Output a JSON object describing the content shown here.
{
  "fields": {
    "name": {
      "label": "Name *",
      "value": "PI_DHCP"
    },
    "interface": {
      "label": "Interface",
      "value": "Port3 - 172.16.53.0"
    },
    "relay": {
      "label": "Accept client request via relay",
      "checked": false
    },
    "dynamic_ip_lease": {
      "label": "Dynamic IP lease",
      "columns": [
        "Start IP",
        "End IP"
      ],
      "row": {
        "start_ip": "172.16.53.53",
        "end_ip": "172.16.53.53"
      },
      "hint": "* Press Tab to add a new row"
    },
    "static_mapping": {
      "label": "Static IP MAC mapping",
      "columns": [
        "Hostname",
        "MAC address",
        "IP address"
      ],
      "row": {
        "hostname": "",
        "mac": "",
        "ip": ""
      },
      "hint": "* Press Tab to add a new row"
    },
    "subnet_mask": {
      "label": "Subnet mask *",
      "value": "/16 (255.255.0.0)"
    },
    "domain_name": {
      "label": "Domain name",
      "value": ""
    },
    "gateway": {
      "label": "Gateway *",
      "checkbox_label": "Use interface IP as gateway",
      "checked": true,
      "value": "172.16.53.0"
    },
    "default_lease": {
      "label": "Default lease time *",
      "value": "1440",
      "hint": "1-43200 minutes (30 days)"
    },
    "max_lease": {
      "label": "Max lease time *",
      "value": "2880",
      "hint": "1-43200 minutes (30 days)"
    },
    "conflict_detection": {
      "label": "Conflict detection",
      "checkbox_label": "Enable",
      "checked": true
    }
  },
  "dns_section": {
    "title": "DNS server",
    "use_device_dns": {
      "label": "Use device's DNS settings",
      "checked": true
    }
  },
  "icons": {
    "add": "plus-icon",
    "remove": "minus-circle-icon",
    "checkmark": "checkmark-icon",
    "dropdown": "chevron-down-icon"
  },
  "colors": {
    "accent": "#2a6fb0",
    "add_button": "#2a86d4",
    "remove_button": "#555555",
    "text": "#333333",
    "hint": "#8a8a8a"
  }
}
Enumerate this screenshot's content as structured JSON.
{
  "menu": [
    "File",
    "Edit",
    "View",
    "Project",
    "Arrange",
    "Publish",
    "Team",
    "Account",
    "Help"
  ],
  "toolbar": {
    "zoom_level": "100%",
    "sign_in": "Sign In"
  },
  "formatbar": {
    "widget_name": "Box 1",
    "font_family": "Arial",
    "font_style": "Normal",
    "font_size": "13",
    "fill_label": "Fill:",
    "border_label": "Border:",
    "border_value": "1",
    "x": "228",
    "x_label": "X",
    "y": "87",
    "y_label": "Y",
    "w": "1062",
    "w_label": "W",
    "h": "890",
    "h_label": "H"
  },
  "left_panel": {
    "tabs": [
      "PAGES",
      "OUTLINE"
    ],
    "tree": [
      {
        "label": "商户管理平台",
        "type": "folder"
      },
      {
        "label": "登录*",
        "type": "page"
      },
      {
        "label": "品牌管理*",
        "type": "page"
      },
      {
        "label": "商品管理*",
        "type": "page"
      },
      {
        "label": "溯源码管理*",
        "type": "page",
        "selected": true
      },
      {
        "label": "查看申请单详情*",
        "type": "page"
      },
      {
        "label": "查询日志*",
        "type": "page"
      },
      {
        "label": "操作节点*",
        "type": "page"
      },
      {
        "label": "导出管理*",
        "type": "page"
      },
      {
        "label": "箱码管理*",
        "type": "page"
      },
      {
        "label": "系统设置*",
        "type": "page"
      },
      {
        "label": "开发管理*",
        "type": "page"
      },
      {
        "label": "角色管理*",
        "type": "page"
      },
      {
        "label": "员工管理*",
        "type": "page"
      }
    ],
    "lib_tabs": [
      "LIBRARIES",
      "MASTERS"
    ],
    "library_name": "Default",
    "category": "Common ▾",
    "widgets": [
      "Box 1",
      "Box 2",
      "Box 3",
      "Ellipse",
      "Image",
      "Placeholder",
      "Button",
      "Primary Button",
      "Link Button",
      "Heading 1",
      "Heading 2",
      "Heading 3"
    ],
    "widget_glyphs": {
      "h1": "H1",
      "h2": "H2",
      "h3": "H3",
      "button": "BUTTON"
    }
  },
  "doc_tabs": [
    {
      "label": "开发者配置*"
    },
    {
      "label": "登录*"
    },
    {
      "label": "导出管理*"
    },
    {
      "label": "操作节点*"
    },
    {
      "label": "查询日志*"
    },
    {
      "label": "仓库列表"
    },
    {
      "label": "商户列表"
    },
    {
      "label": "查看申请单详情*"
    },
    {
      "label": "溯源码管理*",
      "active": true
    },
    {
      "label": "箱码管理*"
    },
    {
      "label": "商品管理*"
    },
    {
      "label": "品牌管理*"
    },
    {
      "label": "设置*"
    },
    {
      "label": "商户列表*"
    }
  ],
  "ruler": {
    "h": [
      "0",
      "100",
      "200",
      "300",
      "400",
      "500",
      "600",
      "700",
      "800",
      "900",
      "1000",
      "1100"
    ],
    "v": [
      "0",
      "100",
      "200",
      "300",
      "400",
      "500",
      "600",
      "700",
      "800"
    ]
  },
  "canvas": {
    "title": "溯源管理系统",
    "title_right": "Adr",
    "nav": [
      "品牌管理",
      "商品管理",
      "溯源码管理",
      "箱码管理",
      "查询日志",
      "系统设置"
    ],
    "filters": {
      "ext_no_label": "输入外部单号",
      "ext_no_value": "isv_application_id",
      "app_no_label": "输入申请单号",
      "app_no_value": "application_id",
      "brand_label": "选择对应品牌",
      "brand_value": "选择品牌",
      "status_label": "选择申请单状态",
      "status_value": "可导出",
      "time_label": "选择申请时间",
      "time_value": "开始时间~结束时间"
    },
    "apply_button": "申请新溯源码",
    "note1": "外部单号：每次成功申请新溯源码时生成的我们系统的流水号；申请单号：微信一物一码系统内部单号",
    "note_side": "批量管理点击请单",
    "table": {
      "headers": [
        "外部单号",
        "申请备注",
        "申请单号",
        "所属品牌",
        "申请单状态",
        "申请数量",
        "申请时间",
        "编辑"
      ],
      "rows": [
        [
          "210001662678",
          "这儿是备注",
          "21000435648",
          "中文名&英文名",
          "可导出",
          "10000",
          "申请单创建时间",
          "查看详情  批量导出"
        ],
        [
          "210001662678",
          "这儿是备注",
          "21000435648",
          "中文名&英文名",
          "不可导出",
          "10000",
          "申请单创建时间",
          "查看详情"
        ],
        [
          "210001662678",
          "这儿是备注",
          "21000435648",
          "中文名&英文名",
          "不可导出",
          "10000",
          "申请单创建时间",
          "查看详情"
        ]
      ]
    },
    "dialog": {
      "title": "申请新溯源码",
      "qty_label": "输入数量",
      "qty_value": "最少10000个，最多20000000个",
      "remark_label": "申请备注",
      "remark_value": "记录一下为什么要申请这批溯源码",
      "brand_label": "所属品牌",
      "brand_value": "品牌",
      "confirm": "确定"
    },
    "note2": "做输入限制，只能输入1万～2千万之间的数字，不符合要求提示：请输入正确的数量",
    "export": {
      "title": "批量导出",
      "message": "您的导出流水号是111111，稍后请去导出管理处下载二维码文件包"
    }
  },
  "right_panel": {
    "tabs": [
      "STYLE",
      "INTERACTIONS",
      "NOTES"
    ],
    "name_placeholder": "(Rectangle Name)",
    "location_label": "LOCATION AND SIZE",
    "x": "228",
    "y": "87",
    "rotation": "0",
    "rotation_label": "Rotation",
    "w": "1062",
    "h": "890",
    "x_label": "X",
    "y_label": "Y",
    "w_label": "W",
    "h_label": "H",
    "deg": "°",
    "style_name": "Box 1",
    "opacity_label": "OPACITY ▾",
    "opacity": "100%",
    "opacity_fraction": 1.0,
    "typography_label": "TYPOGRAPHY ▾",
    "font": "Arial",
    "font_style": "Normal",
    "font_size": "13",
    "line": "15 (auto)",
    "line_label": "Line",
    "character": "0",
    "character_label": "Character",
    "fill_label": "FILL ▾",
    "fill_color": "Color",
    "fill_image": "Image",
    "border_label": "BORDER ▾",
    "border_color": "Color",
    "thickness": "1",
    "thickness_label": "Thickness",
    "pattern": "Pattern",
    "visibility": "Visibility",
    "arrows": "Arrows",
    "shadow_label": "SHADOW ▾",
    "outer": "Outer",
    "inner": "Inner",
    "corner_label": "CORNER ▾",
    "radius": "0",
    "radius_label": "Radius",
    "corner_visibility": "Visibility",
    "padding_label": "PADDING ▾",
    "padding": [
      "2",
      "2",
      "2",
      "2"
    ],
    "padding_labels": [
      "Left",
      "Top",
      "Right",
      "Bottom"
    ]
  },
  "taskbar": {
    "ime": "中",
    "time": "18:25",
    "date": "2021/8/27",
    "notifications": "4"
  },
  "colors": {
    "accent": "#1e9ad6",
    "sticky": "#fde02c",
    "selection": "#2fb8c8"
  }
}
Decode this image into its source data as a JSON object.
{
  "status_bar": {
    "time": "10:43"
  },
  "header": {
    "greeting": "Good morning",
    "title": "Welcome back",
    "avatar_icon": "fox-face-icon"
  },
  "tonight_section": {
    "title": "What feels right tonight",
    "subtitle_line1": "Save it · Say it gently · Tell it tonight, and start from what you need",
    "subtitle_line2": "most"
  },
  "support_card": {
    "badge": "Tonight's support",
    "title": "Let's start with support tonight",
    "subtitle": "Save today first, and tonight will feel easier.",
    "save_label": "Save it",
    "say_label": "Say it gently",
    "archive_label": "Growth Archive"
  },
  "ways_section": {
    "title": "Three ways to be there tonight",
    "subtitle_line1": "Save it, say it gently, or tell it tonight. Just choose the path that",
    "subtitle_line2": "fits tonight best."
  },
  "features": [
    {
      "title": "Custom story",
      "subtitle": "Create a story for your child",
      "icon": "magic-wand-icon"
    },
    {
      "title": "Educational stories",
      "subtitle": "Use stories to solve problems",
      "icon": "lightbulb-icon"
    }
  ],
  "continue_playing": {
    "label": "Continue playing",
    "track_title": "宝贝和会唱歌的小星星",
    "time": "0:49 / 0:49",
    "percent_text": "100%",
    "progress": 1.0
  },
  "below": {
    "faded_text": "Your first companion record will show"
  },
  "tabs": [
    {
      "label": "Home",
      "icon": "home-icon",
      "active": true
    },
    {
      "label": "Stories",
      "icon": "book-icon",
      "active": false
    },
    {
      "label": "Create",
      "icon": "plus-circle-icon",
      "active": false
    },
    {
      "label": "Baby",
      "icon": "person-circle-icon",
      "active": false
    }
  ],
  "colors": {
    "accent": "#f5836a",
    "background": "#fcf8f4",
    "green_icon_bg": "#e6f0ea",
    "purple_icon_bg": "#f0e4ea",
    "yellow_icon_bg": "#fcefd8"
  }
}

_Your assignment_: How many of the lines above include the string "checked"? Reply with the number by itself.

_Solution_: 4